Exiled Eritreans have reacted to allegations by the UN Commission of Inquiry (COI) on Human Rights in the country on systematic crimes against humanity by the government.
According to COI, over the past 25 years, officials in Eritrea have committed crimes against humanity, including enslavement, rape and torture.
“Although there are so many sorts of crimes that have taken place in Eritrea, one of the most serious crimes that has a place in Eritrea is crimes that involve the migration of people, the smuggling people out of Eritrea into Europe, into the west, into Sudan and Ethiopia et cetera,” said Henok Goyitom, Vice President of the Central Committee of Eritrean refugees.

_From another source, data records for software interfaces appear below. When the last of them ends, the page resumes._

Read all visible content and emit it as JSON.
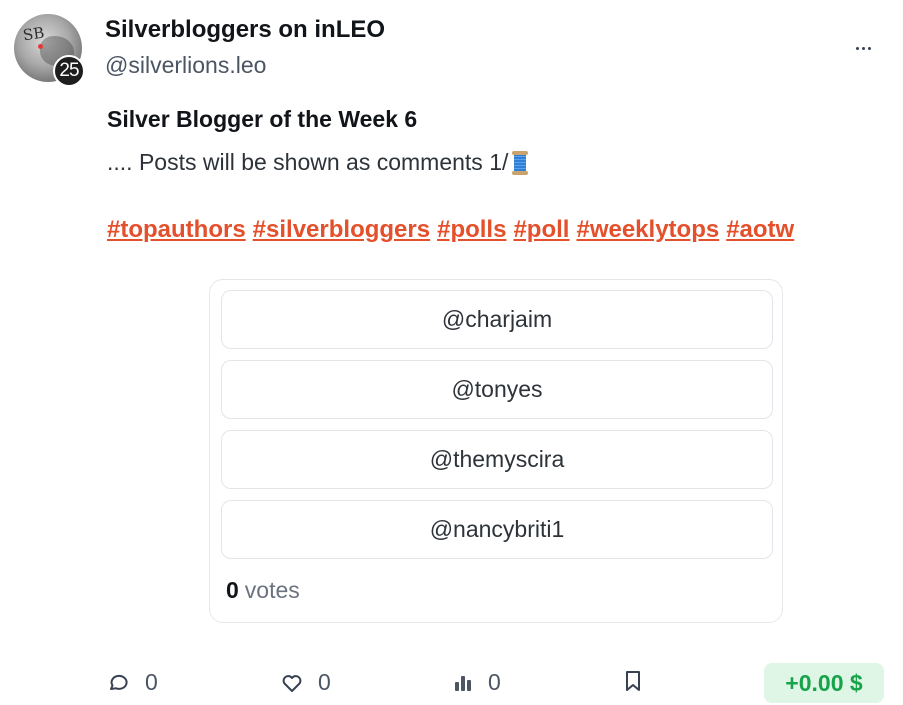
{
  "author": {
    "display_name": "Silverbloggers on inLEO",
    "handle": "@silverlions.leo",
    "reputation": "25",
    "avatar_text": "SB"
  },
  "post": {
    "title": "Silver Blogger of the Week 6",
    "body": ".... Posts will be shown as comments 1/",
    "tags": [
      "#topauthors",
      "#silverbloggers",
      "#polls",
      "#poll",
      "#weeklytops",
      "#aotw"
    ]
  },
  "poll": {
    "options": [
      "@charjaim",
      "@tonyes",
      "@themyscira",
      "@nancybriti1"
    ],
    "vote_count": "0",
    "votes_label": "votes"
  },
  "actions": {
    "comments": "0",
    "likes": "0",
    "rethreads": "0",
    "payout": "+0.00 $"
  },
  "colors": {
    "tag": "#e4502b",
    "payout_text": "#16a34a",
    "payout_bg": "#dff5e6"
  }
}
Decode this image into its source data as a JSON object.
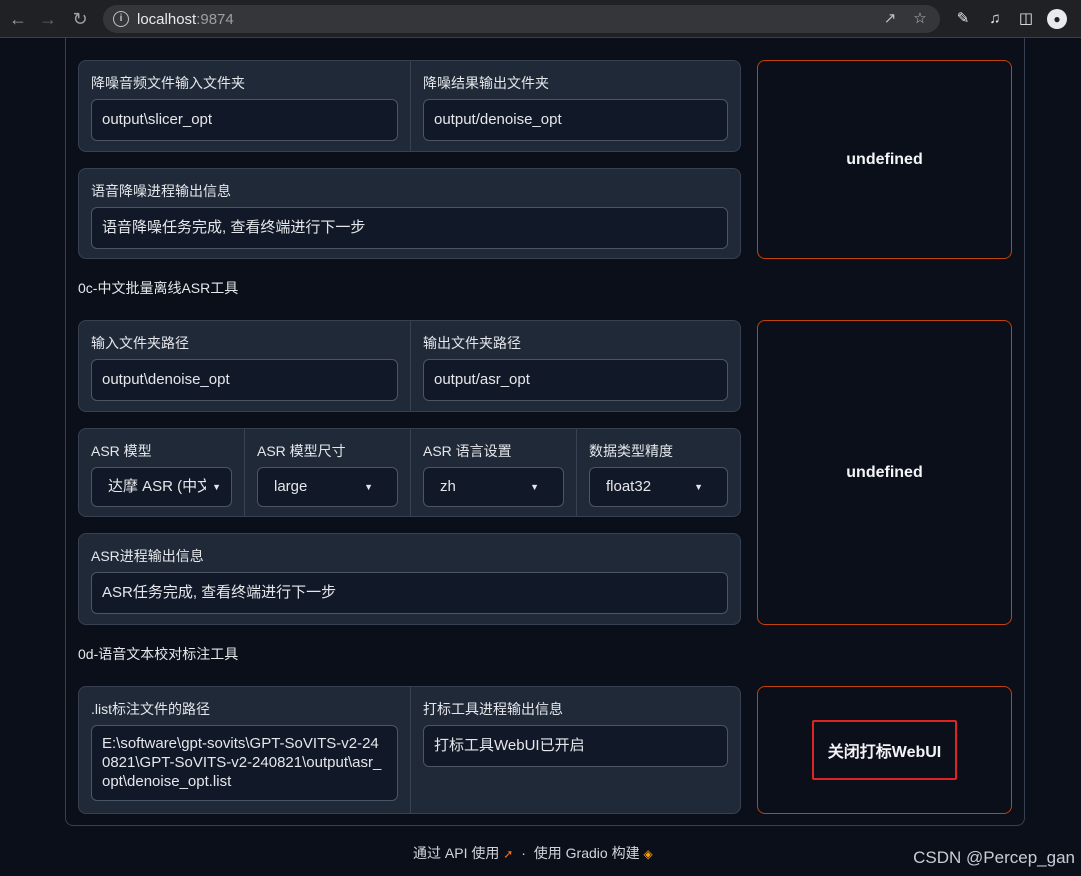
{
  "browser": {
    "url_host": "localhost",
    "url_port": ":9874",
    "nav_back_icon": "arrow-left-icon",
    "nav_forward_icon": "arrow-right-icon",
    "reload_icon": "reload-icon"
  },
  "denoise": {
    "input_label": "降噪音频文件输入文件夹",
    "input_value": "output\\slicer_opt",
    "output_label": "降噪结果输出文件夹",
    "output_value": "output/denoise_opt",
    "info_label": "语音降噪进程输出信息",
    "info_value": "语音降噪任务完成, 查看终端进行下一步",
    "button_label": "undefined"
  },
  "asr": {
    "section_title": "0c-中文批量离线ASR工具",
    "input_label": "输入文件夹路径",
    "input_value": "output\\denoise_opt",
    "output_label": "输出文件夹路径",
    "output_value": "output/asr_opt",
    "model_label": "ASR 模型",
    "model_value": "达摩 ASR (中文)",
    "size_label": "ASR 模型尺寸",
    "size_value": "large",
    "lang_label": "ASR 语言设置",
    "lang_value": "zh",
    "precision_label": "数据类型精度",
    "precision_value": "float32",
    "info_label": "ASR进程输出信息",
    "info_value": "ASR任务完成, 查看终端进行下一步",
    "button_label": "undefined"
  },
  "labeling": {
    "section_title": "0d-语音文本校对标注工具",
    "list_label": ".list标注文件的路径",
    "list_value": "E:\\software\\gpt-sovits\\GPT-SoVITS-v2-240821\\GPT-SoVITS-v2-240821\\output\\asr_opt\\denoise_opt.list",
    "info_label": "打标工具进程输出信息",
    "info_value": "打标工具WebUI已开启",
    "button_label": "关闭打标WebUI"
  },
  "footer": {
    "api_text": "通过 API 使用",
    "sep": "·",
    "built_text": "使用 Gradio 构建"
  },
  "watermark": "CSDN @Percep_gan"
}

Although there are so many sorts of crimes that have taken place in Eritrea, one of the most serious crimes that has a place in Eritrea is crimes that involve the migration of people.
Last year, thousands of Eritreans applied for asylum in Europe, many making the dangerous journey across the Mediterranean.
According to the UN refugee agency, about 5,000 Eritreans flee the country every month because of an oppressive regime.
Berane Zewude, a refugee in Ethiopia said, “The governance in Eritrea is very brutal. People face endless imprisonment, unfair justice and you can’t express your opinions on the media. There is a system called ‘national service’ which says by law that you must serve the country for 18 months but practically there is no limit to the service.”
The report indicates that high level individuals bear responsibility for crimes against humanity and other gross human rights violations.
Meanwhile, dossiers of evidence have been compiled on a number of individuals who the Commission highly suspect of being responsible for crimes against humanity.